What to produce:
Only a number is wanted here: how many lines in the records below contain the string "file".

Website and app data records:
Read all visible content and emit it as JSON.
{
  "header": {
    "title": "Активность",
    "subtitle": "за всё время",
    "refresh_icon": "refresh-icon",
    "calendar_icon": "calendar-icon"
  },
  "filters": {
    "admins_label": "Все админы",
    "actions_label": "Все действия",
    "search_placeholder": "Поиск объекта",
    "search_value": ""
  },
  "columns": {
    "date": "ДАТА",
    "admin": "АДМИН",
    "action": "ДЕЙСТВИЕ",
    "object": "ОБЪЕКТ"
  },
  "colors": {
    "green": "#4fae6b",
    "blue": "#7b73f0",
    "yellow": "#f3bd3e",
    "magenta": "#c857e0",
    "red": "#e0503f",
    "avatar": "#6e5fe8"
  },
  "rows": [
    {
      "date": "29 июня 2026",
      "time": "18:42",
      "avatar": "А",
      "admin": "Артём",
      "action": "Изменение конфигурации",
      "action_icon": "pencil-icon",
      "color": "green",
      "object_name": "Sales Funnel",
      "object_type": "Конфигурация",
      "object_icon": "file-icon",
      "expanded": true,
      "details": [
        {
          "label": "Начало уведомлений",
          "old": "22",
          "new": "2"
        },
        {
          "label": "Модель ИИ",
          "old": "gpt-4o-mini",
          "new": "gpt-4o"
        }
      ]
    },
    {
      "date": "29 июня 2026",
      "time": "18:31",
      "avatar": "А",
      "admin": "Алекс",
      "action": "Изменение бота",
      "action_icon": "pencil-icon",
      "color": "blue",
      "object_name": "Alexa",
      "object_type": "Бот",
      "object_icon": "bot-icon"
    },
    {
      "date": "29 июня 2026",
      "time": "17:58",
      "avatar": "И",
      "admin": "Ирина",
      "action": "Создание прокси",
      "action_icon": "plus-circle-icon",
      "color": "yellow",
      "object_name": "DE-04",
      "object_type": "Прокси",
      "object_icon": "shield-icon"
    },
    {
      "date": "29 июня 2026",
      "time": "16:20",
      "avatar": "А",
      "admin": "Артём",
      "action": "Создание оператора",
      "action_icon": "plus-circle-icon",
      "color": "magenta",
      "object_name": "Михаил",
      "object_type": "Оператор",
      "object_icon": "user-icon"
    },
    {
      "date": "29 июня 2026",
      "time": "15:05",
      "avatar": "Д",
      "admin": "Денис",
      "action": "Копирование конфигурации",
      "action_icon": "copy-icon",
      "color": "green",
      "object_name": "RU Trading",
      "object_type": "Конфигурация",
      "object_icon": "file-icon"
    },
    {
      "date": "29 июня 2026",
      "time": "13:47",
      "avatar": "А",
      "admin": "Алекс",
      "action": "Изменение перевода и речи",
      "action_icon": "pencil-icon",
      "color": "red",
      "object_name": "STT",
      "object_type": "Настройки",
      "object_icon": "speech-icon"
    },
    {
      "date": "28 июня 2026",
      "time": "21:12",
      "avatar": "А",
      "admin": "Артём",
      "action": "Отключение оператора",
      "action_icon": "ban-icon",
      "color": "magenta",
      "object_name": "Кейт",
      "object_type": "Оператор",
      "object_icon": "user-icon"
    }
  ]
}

Finished task:
2